Ellie Letts, a member of beekeeping society and apiary group, wrote to invite Jenny Steel, an author, and former Oxford University Plant Ecologist. We are very honored to have her at this week's meeting to speak to and advise us on our on-going Pollinator garden project.
Jenny is the author of 17 books about Wildlife and Wildflower gardening and has a two-acre wildlife garden at her home in South Shropshire. She is particularly interested with all the aspect of garden ecology so her knowledge can help us to find out more about growing successful wildflowers to benefit the insects, birds, and animals around the school site. She has featured on several BBC television programmes including Gardener’s World, The Natural world, and local and national BBC news.
The project has made some great progress this term with both the format of the apiary with proposing ideas of which native shrubberies, flowers and trees are going to be planted, as well as the design team who are drawing up some hopeful plans.
The biology garden is now established with many species such as the Red Mason bees, frogs, lots of birdlife, water shrew and many more have been spotted.

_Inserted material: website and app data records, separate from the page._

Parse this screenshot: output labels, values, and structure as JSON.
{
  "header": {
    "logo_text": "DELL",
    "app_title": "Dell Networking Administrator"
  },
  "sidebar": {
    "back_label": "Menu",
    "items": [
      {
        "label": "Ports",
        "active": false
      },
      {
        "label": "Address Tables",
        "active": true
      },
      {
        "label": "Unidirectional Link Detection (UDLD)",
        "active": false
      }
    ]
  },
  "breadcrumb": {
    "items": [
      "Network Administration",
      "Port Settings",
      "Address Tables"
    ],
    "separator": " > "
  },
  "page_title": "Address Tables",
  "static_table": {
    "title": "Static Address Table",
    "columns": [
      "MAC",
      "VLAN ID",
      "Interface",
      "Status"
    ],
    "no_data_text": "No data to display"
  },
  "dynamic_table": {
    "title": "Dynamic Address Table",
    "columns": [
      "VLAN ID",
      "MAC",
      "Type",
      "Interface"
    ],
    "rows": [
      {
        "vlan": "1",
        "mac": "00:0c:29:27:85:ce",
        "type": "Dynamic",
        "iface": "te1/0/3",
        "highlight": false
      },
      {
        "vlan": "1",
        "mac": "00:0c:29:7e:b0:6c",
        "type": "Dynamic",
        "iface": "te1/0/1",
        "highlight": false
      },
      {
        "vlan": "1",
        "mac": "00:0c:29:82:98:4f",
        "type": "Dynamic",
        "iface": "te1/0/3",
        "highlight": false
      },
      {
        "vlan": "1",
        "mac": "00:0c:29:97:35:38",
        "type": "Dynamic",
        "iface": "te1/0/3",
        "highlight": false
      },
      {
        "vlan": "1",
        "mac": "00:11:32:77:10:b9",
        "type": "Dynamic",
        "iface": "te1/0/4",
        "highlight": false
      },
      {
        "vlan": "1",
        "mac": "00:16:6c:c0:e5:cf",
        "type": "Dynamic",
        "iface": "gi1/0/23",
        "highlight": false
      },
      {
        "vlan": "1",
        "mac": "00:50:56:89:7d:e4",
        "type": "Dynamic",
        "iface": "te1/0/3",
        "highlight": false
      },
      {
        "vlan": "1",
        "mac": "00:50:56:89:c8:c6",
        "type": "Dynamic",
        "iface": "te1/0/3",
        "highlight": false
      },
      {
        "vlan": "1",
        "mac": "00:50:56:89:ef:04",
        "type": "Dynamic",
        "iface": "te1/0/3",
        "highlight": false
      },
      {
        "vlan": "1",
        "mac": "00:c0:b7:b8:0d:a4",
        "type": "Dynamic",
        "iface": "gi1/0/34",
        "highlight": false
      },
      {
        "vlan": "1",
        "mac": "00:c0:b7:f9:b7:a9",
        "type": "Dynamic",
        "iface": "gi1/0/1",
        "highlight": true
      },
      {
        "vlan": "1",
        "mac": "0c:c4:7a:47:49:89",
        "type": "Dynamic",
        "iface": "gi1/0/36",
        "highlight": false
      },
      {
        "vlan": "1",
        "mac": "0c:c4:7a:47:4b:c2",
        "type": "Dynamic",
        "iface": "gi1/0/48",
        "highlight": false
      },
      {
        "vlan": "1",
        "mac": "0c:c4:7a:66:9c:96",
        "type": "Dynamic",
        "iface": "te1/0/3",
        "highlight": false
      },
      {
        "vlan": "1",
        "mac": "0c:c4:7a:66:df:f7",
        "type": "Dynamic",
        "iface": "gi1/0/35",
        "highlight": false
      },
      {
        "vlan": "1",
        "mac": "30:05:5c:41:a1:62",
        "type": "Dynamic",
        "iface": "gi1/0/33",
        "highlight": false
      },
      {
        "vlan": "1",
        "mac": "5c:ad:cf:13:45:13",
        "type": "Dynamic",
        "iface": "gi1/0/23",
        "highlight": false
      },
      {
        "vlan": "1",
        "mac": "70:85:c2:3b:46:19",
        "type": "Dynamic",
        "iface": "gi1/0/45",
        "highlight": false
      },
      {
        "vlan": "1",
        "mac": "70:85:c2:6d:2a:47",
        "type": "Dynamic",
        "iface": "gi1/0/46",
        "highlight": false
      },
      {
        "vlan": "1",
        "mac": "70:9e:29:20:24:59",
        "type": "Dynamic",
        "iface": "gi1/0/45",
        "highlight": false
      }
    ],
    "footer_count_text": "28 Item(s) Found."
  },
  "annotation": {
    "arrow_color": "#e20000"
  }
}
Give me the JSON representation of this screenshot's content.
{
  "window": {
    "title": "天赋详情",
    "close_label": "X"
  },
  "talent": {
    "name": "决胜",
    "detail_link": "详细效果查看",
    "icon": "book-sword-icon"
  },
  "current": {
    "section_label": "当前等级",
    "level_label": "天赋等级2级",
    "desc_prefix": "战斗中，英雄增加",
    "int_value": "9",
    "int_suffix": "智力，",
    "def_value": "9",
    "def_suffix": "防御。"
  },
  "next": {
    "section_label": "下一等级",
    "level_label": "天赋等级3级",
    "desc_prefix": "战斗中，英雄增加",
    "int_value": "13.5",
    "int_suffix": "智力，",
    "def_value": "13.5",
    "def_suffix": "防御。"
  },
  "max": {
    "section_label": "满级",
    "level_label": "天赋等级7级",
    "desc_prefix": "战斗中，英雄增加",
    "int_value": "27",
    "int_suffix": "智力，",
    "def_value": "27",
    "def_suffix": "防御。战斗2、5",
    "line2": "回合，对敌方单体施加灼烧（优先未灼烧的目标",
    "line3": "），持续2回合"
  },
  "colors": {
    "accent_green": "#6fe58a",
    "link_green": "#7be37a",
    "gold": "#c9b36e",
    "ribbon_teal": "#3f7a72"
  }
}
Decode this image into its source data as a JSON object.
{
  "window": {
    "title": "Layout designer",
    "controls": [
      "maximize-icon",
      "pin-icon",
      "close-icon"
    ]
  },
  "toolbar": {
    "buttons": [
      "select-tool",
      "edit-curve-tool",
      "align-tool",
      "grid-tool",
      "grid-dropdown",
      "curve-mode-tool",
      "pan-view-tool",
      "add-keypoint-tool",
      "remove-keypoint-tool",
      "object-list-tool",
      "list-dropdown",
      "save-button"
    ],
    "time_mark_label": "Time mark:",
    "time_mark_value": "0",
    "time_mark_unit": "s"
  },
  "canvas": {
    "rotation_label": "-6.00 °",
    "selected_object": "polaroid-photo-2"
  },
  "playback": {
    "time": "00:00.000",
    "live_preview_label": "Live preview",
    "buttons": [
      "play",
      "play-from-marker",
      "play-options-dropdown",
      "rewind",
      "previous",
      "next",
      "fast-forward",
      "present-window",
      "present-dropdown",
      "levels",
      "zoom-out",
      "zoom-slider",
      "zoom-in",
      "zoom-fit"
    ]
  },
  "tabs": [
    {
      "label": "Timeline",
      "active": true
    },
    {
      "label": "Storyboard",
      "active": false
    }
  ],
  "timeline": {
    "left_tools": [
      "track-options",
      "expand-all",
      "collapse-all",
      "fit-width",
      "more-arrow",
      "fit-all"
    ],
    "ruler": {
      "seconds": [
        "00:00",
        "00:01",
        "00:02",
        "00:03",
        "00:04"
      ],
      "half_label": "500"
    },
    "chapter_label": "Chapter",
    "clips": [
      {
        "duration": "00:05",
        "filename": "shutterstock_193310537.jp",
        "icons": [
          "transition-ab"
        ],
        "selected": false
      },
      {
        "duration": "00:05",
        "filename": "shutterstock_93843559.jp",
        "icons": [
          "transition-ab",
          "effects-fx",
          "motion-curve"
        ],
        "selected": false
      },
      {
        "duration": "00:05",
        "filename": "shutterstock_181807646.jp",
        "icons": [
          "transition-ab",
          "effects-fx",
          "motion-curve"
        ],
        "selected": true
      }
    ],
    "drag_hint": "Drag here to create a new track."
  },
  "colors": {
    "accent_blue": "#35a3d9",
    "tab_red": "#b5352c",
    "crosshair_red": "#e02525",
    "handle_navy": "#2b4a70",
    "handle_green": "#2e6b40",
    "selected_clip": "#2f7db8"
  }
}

The re-wilding group made brilliant headway throughout the last term and are continuing to do so while researching wildflower meadows and gaining insight from the ground's men about soil pH and varieties best suited for the area. We are looking forward to the project getting underway and having beautiful areas of vibrant wildflowers around the school site, starting with one at the front of Kingland Hall.
We are also very excited for the 2040 screening event on the 23rd of April to be held in the Barnes Theatre. Poppy Stephens has worked very hard organizing for guest speakers Sarah Morris, Roger Grenville Morgan, and Katharine Symonds-Moore to join us for this event.
The recycling group have been looking at ways we can dispose of our rubbish using more sustainable methods. They have done research into local recycling services and the possibility to start with the recycling of cans.
In the sustainability group, they have taken inspiration from the “Shrewsbury cup” to have our own cups at school which we can reuse for hot drinks in grot and quod.
Also, we are happy to announce that our social media & marketing group has successfully started the foundations to set up social media accounts on platforms such as Instagram and Twitter. We will soon be posting Instagram reel updates on our Biology garden, school rewilding progress and fun facts about the world’s ecosystem. Stay tuned for our news & promotions and we look forward to posting and keeping everyone updated on the eco committee's newest activities!
Lara L-J and Cathy L, Co-chairs, writing on behalf of the eco committee.